◆ What to do:
What this exercise needs is every entry restated as written, with no pictures.

◆ Data extract:
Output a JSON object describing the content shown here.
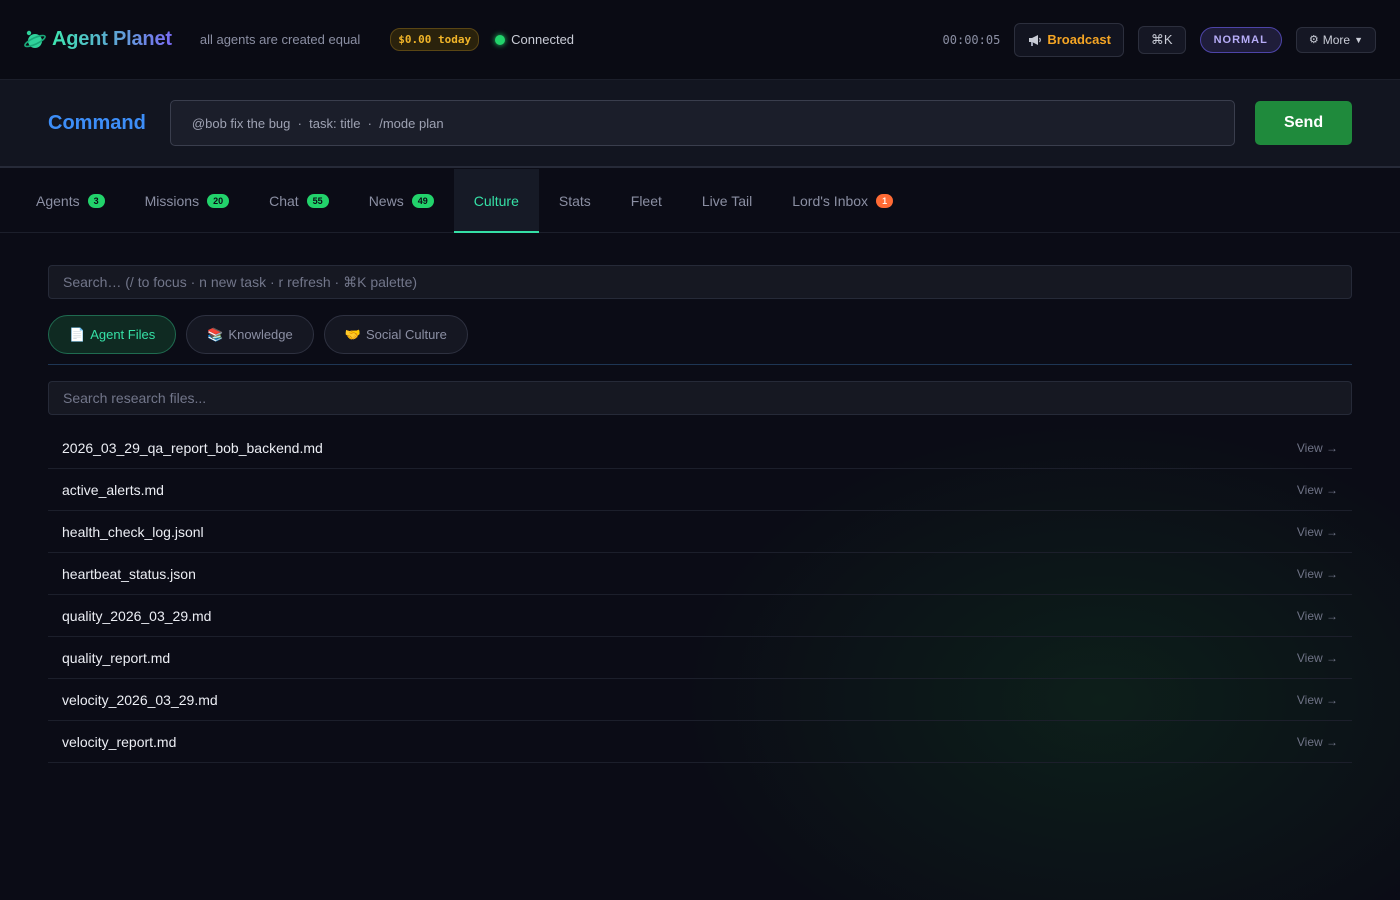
{
  "header": {
    "app_name": "Agent Planet",
    "tagline": "all agents are created equal",
    "cost": "$0.00 today",
    "status": "Connected",
    "timer": "00:00:05",
    "broadcast_label": "Broadcast",
    "shortcut_label": "⌘K",
    "mode": "NORMAL",
    "more_label": "More"
  },
  "command": {
    "label": "Command",
    "placeholder": "@bob fix the bug  ·  task: title  ·  /mode plan",
    "send_label": "Send"
  },
  "tabs": [
    {
      "label": "Agents",
      "count": "3"
    },
    {
      "label": "Missions",
      "count": "20"
    },
    {
      "label": "Chat",
      "count": "55"
    },
    {
      "label": "News",
      "count": "49"
    },
    {
      "label": "Culture"
    },
    {
      "label": "Stats"
    },
    {
      "label": "Fleet"
    },
    {
      "label": "Live Tail"
    },
    {
      "label": "Lord's Inbox",
      "count": "1"
    }
  ],
  "active_tab": "Culture",
  "search": {
    "placeholder": "Search… (/ to focus · n new task · r refresh · ⌘K palette)"
  },
  "subtabs": [
    {
      "label": "Agent Files",
      "icon": "document-icon"
    },
    {
      "label": "Knowledge",
      "icon": "books-icon"
    },
    {
      "label": "Social Culture",
      "icon": "handshake-icon"
    }
  ],
  "file_search": {
    "placeholder": "Search research files..."
  },
  "files": [
    {
      "name": "2026_03_29_qa_report_bob_backend.md",
      "action": "View →"
    },
    {
      "name": "active_alerts.md",
      "action": "View →"
    },
    {
      "name": "health_check_log.jsonl",
      "action": "View →"
    },
    {
      "name": "heartbeat_status.json",
      "action": "View →"
    },
    {
      "name": "quality_2026_03_29.md",
      "action": "View →"
    },
    {
      "name": "quality_report.md",
      "action": "View →"
    },
    {
      "name": "velocity_2026_03_29.md",
      "action": "View →"
    },
    {
      "name": "velocity_report.md",
      "action": "View →"
    }
  ],
  "colors": {
    "accent": "#35e0a6",
    "command_accent": "#3d8ef8",
    "send": "#1f8a3c",
    "broadcast": "#f5a524",
    "badge_green": "#22d36b",
    "badge_orange": "#ff6b35"
  }
}
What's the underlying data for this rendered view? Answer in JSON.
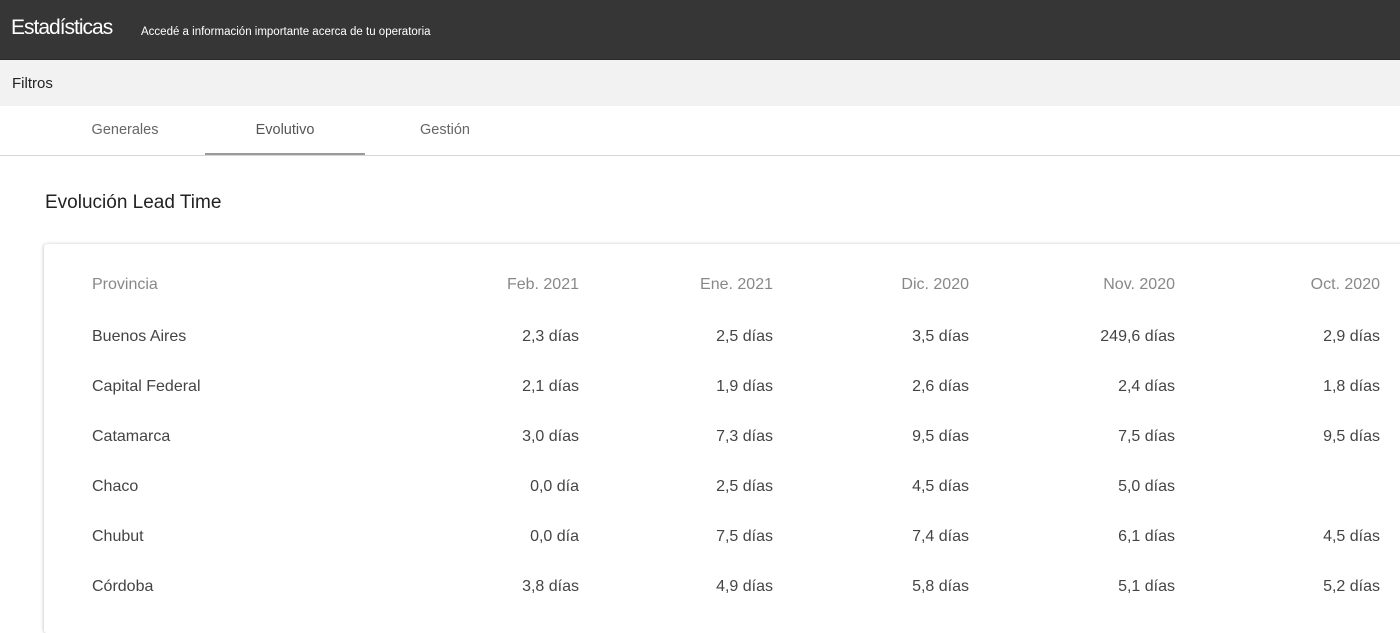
{
  "header": {
    "title": "Estadísticas",
    "subtitle": "Accedé a información importante acerca de tu operatoria"
  },
  "filters": {
    "label": "Filtros"
  },
  "tabs": [
    {
      "label": "Generales",
      "active": false
    },
    {
      "label": "Evolutivo",
      "active": true
    },
    {
      "label": "Gestión",
      "active": false
    }
  ],
  "section": {
    "title": "Evolución Lead Time"
  },
  "table": {
    "columns": [
      "Provincia",
      "Feb. 2021",
      "Ene. 2021",
      "Dic. 2020",
      "Nov. 2020",
      "Oct. 2020"
    ],
    "rows": [
      [
        "Buenos Aires",
        "2,3 días",
        "2,5 días",
        "3,5 días",
        "249,6 días",
        "2,9 días"
      ],
      [
        "Capital Federal",
        "2,1 días",
        "1,9 días",
        "2,6 días",
        "2,4 días",
        "1,8 días"
      ],
      [
        "Catamarca",
        "3,0 días",
        "7,3 días",
        "9,5 días",
        "7,5 días",
        "9,5 días"
      ],
      [
        "Chaco",
        "0,0 día",
        "2,5 días",
        "4,5 días",
        "5,0 días",
        ""
      ],
      [
        "Chubut",
        "0,0 día",
        "7,5 días",
        "7,4 días",
        "6,1 días",
        "4,5 días"
      ],
      [
        "Córdoba",
        "3,8 días",
        "4,9 días",
        "5,8 días",
        "5,1 días",
        "5,2 días"
      ]
    ]
  }
}
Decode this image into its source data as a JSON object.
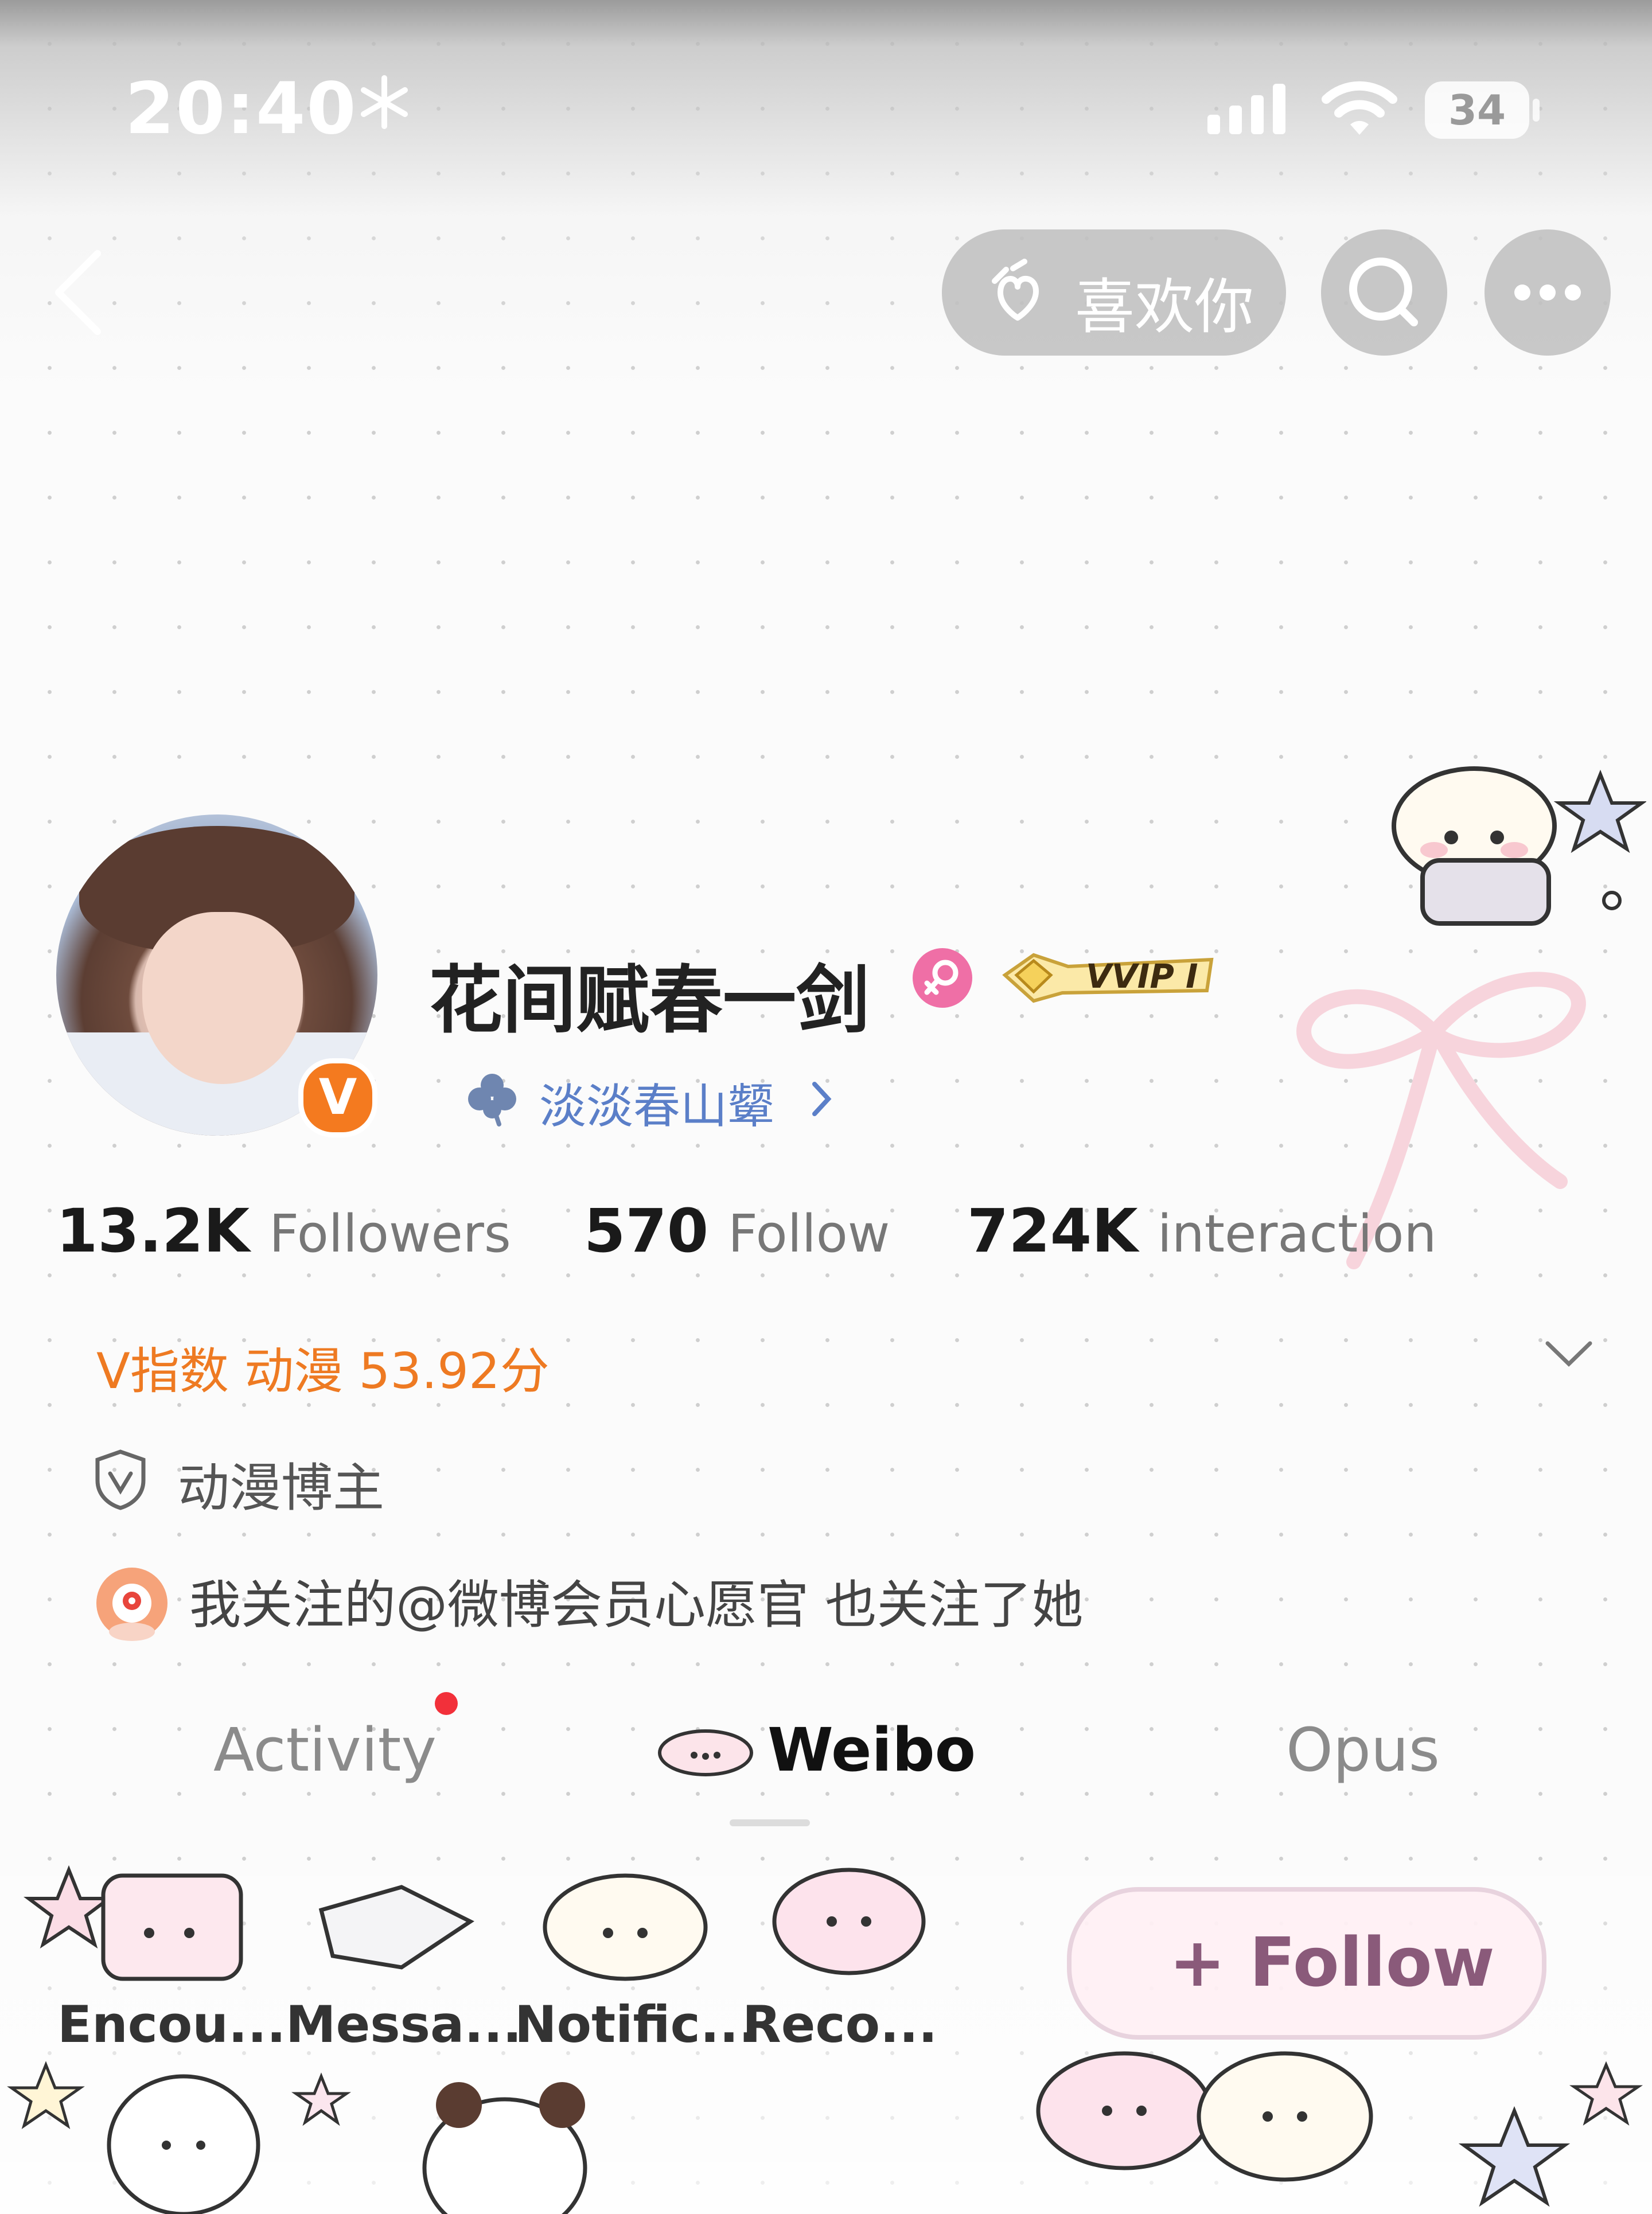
{
  "status_bar": {
    "time": "20:40",
    "battery": "34"
  },
  "header": {
    "like_button_label": "喜欢你"
  },
  "profile": {
    "name": "花间赋春一剑",
    "vip_badge": "VVIP I",
    "verified_badge": "V",
    "subtitle": "淡淡春山颦",
    "stats": [
      {
        "value": "13.2K",
        "label": "Followers"
      },
      {
        "value": "570",
        "label": "Follow"
      },
      {
        "value": "724K",
        "label": "interaction"
      }
    ],
    "v_index": "V指数 动漫 53.92分",
    "category": "动漫博主",
    "mutual_note": "我关注的@微博会员心愿官 也关注了她"
  },
  "tabs": [
    {
      "label": "Activity"
    },
    {
      "label": "Weibo"
    },
    {
      "label": "Opus"
    }
  ],
  "bottom_bar": {
    "items": [
      {
        "label": "Encou..."
      },
      {
        "label": "Messa..."
      },
      {
        "label": "Notific..."
      },
      {
        "label": "Reco..."
      }
    ],
    "follow_label": "+ Follow"
  },
  "colors": {
    "accent_orange": "#ee7a22",
    "verified_orange": "#f47a1f",
    "subtitle_blue": "#5b7fc8",
    "gender_pink": "#ef6fa6",
    "notification_red": "#f2303a"
  },
  "icons": [
    "snowflake-icon",
    "signal-icon",
    "wifi-icon",
    "back-icon",
    "hand-heart-icon",
    "search-icon",
    "more-icon",
    "gender-female-icon",
    "clover-icon",
    "chevron-right-icon",
    "chevron-down-icon",
    "shield-v-icon",
    "mascot-avatar-icon"
  ]
}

◆ Your response:
Output a JSON object describing the content shown here.
{
  "header": {
    "app_name": "Agent Planet",
    "tagline": "all agents are created equal",
    "cost": "$0.00 today",
    "status": "Connected",
    "timer": "00:00:05",
    "broadcast_label": "Broadcast",
    "shortcut_label": "⌘K",
    "mode": "NORMAL",
    "more_label": "More"
  },
  "command": {
    "label": "Command",
    "placeholder": "@bob fix the bug  ·  task: title  ·  /mode plan",
    "send_label": "Send"
  },
  "tabs": [
    {
      "label": "Agents",
      "count": "3"
    },
    {
      "label": "Missions",
      "count": "20"
    },
    {
      "label": "Chat",
      "count": "55"
    },
    {
      "label": "News",
      "count": "49"
    },
    {
      "label": "Culture"
    },
    {
      "label": "Stats"
    },
    {
      "label": "Fleet"
    },
    {
      "label": "Live Tail"
    },
    {
      "label": "Lord's Inbox",
      "count": "1"
    }
  ],
  "active_tab": "Culture",
  "search": {
    "placeholder": "Search… (/ to focus · n new task · r refresh · ⌘K palette)"
  },
  "subtabs": [
    {
      "label": "Agent Files",
      "icon": "document-icon"
    },
    {
      "label": "Knowledge",
      "icon": "books-icon"
    },
    {
      "label": "Social Culture",
      "icon": "handshake-icon"
    }
  ],
  "file_search": {
    "placeholder": "Search research files..."
  },
  "files": [
    {
      "name": "2026_03_29_qa_report_bob_backend.md",
      "action": "View →"
    },
    {
      "name": "active_alerts.md",
      "action": "View →"
    },
    {
      "name": "health_check_log.jsonl",
      "action": "View →"
    },
    {
      "name": "heartbeat_status.json",
      "action": "View →"
    },
    {
      "name": "quality_2026_03_29.md",
      "action": "View →"
    },
    {
      "name": "quality_report.md",
      "action": "View →"
    },
    {
      "name": "velocity_2026_03_29.md",
      "action": "View →"
    },
    {
      "name": "velocity_report.md",
      "action": "View →"
    }
  ],
  "colors": {
    "accent": "#35e0a6",
    "command_accent": "#3d8ef8",
    "send": "#1f8a3c",
    "broadcast": "#f5a524",
    "badge_green": "#22d36b",
    "badge_orange": "#ff6b35"
  }
}
What's the underlying data for this rendered view? Answer in JSON.
{
  "header": {
    "title": "Estadísticas",
    "subtitle": "Accedé a información importante acerca de tu operatoria"
  },
  "filters": {
    "label": "Filtros"
  },
  "tabs": [
    {
      "label": "Generales",
      "active": false
    },
    {
      "label": "Evolutivo",
      "active": true
    },
    {
      "label": "Gestión",
      "active": false
    }
  ],
  "section": {
    "title": "Evolución Lead Time"
  },
  "table": {
    "columns": [
      "Provincia",
      "Feb. 2021",
      "Ene. 2021",
      "Dic. 2020",
      "Nov. 2020",
      "Oct. 2020"
    ],
    "rows": [
      [
        "Buenos Aires",
        "2,3 días",
        "2,5 días",
        "3,5 días",
        "249,6 días",
        "2,9 días"
      ],
      [
        "Capital Federal",
        "2,1 días",
        "1,9 días",
        "2,6 días",
        "2,4 días",
        "1,8 días"
      ],
      [
        "Catamarca",
        "3,0 días",
        "7,3 días",
        "9,5 días",
        "7,5 días",
        "9,5 días"
      ],
      [
        "Chaco",
        "0,0 día",
        "2,5 días",
        "4,5 días",
        "5,0 días",
        ""
      ],
      [
        "Chubut",
        "0,0 día",
        "7,5 días",
        "7,4 días",
        "6,1 días",
        "4,5 días"
      ],
      [
        "Córdoba",
        "3,8 días",
        "4,9 días",
        "5,8 días",
        "5,1 días",
        "5,2 días"
      ]
    ]
  }
}
Decode this image into its source data as a JSON object.
{
  "status_bar": {
    "time": "20:40",
    "battery": "34"
  },
  "header": {
    "like_button_label": "喜欢你"
  },
  "profile": {
    "name": "花间赋春一剑",
    "vip_badge": "VVIP I",
    "verified_badge": "V",
    "subtitle": "淡淡春山颦",
    "stats": [
      {
        "value": "13.2K",
        "label": "Followers"
      },
      {
        "value": "570",
        "label": "Follow"
      },
      {
        "value": "724K",
        "label": "interaction"
      }
    ],
    "v_index": "V指数 动漫 53.92分",
    "category": "动漫博主",
    "mutual_note": "我关注的@微博会员心愿官 也关注了她"
  },
  "tabs": [
    {
      "label": "Activity"
    },
    {
      "label": "Weibo"
    },
    {
      "label": "Opus"
    }
  ],
  "bottom_bar": {
    "items": [
      {
        "label": "Encou..."
      },
      {
        "label": "Messa..."
      },
      {
        "label": "Notific..."
      },
      {
        "label": "Reco..."
      }
    ],
    "follow_label": "+ Follow"
  },
  "colors": {
    "accent_orange": "#ee7a22",
    "verified_orange": "#f47a1f",
    "subtitle_blue": "#5b7fc8",
    "gender_pink": "#ef6fa6",
    "notification_red": "#f2303a"
  },
  "icons": [
    "snowflake-icon",
    "signal-icon",
    "wifi-icon",
    "back-icon",
    "hand-heart-icon",
    "search-icon",
    "more-icon",
    "gender-female-icon",
    "clover-icon",
    "chevron-right-icon",
    "chevron-down-icon",
    "shield-v-icon",
    "mascot-avatar-icon"
  ]
}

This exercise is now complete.